Dataset rows for apps and sites
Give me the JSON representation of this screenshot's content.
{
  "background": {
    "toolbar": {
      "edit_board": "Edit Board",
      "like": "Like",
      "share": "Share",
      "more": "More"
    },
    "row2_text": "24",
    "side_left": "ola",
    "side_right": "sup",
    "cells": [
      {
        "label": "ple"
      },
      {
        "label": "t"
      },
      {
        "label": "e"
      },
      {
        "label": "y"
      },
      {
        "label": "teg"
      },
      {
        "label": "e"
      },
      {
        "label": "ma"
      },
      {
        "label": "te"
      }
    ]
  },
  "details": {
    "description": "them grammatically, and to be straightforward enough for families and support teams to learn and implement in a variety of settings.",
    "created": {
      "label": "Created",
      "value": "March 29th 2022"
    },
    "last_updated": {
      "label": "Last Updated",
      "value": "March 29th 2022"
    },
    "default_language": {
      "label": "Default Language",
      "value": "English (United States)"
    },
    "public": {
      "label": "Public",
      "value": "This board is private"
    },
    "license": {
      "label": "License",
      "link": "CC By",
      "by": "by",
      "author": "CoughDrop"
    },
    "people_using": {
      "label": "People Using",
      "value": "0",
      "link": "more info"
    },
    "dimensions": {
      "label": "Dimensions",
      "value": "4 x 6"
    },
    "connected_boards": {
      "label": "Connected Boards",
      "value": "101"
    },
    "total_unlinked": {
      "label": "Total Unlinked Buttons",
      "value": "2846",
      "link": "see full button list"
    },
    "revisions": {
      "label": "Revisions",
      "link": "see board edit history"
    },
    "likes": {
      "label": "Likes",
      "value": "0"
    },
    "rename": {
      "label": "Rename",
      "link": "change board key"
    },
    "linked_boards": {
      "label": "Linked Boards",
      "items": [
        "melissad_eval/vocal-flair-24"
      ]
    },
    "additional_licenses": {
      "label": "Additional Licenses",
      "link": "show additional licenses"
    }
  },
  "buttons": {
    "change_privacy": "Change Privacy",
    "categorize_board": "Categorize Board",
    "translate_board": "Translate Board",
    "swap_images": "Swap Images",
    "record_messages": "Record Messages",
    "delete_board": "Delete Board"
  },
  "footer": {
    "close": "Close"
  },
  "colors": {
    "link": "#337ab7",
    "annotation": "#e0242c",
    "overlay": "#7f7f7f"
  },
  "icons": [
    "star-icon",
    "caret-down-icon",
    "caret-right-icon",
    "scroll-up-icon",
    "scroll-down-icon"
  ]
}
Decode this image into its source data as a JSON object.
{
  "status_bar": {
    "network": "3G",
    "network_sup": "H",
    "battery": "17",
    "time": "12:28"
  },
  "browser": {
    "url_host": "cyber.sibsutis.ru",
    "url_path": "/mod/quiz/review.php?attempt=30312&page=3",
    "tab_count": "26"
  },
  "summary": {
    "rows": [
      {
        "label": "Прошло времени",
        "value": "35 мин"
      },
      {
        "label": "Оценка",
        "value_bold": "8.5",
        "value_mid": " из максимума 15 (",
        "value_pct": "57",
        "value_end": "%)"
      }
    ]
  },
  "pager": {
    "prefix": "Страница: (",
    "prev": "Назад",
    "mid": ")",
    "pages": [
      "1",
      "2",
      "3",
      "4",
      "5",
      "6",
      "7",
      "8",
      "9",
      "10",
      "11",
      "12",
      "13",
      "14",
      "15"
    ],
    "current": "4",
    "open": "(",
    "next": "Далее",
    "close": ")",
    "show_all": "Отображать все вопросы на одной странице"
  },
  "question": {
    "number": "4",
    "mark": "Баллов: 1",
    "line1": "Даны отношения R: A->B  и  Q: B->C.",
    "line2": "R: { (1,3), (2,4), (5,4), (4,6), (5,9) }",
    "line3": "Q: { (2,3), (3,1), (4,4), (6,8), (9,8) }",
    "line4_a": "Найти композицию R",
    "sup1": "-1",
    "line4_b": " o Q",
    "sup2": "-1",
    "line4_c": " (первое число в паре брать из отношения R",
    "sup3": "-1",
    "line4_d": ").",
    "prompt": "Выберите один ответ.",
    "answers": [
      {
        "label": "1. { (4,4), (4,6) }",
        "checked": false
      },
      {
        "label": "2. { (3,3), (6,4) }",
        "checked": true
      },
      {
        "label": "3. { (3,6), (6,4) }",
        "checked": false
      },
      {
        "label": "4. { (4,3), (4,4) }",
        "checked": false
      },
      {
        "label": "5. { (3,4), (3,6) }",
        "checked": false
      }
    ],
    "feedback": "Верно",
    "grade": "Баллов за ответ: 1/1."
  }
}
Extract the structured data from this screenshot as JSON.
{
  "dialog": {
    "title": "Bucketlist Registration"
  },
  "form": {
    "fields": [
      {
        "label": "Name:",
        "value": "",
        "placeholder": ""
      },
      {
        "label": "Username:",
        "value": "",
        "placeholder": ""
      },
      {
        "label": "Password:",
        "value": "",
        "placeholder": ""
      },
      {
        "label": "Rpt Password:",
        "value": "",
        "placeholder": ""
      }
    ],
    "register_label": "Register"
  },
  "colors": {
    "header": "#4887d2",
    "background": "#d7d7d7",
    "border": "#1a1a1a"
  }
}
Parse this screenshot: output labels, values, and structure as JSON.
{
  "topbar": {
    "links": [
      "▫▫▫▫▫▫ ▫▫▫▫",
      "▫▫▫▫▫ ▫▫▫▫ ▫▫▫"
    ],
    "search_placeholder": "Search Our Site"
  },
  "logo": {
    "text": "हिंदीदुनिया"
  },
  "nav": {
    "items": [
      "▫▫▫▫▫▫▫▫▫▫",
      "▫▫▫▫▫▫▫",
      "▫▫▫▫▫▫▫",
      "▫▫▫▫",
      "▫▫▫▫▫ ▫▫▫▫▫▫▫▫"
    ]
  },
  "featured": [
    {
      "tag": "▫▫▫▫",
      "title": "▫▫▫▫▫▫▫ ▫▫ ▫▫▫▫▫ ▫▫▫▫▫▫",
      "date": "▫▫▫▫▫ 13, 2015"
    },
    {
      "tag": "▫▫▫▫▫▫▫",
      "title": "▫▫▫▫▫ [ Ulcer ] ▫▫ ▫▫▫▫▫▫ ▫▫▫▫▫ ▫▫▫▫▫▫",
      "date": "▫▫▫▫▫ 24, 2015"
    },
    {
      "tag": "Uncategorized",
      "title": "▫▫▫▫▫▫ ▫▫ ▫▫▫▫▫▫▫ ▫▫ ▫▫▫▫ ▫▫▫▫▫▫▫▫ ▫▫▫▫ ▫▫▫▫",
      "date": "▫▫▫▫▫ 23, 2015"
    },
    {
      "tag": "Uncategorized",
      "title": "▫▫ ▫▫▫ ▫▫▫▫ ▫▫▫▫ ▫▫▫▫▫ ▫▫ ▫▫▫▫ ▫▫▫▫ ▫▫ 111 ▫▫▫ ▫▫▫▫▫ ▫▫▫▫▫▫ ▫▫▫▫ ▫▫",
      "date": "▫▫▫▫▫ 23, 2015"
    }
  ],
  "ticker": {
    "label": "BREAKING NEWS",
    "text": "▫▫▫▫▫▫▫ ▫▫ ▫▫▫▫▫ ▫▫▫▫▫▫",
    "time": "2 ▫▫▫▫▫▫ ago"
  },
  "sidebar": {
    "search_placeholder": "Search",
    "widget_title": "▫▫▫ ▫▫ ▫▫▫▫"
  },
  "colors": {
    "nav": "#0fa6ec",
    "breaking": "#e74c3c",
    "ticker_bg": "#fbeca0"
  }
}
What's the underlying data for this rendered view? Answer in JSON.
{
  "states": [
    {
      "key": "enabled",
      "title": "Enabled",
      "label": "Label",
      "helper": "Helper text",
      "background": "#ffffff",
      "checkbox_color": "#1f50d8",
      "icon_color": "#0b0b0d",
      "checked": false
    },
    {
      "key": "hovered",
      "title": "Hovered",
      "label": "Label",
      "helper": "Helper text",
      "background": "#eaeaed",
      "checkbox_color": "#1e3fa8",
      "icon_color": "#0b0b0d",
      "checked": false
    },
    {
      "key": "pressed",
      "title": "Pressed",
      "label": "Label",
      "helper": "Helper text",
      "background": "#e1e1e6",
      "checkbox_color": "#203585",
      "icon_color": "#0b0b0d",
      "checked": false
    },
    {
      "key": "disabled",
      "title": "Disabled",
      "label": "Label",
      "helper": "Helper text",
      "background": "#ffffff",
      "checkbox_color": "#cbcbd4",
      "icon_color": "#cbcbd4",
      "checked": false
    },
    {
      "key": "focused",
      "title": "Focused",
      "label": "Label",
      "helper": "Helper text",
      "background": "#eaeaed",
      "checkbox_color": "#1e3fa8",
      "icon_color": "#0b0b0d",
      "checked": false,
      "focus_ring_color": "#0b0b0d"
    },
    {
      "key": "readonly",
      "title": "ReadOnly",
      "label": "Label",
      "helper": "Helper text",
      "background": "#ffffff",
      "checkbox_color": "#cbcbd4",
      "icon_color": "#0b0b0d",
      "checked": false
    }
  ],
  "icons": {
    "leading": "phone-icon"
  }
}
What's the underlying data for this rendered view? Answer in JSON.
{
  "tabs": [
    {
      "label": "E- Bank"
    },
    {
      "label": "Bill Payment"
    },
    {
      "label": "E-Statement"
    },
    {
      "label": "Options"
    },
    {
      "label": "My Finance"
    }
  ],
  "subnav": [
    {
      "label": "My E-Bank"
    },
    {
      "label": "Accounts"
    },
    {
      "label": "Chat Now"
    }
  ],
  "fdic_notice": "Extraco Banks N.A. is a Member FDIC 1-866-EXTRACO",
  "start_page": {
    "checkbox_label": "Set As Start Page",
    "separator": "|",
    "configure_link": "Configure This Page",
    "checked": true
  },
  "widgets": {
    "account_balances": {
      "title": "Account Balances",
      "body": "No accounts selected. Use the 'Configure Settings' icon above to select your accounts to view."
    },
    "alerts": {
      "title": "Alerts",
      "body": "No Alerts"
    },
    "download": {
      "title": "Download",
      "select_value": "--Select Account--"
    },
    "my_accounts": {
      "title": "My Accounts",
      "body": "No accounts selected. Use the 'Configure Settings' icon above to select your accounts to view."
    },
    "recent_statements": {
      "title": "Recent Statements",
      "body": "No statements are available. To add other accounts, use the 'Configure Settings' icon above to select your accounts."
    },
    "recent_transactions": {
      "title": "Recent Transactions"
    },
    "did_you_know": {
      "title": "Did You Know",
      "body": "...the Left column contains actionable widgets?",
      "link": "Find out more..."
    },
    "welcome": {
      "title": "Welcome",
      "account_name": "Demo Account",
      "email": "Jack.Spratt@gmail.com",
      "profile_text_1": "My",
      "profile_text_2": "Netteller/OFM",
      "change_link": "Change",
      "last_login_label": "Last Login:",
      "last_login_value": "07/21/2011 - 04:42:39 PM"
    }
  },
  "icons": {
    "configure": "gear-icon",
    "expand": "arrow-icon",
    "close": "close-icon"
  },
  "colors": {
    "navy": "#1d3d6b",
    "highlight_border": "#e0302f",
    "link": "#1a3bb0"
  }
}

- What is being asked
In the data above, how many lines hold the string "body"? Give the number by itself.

- Reply
5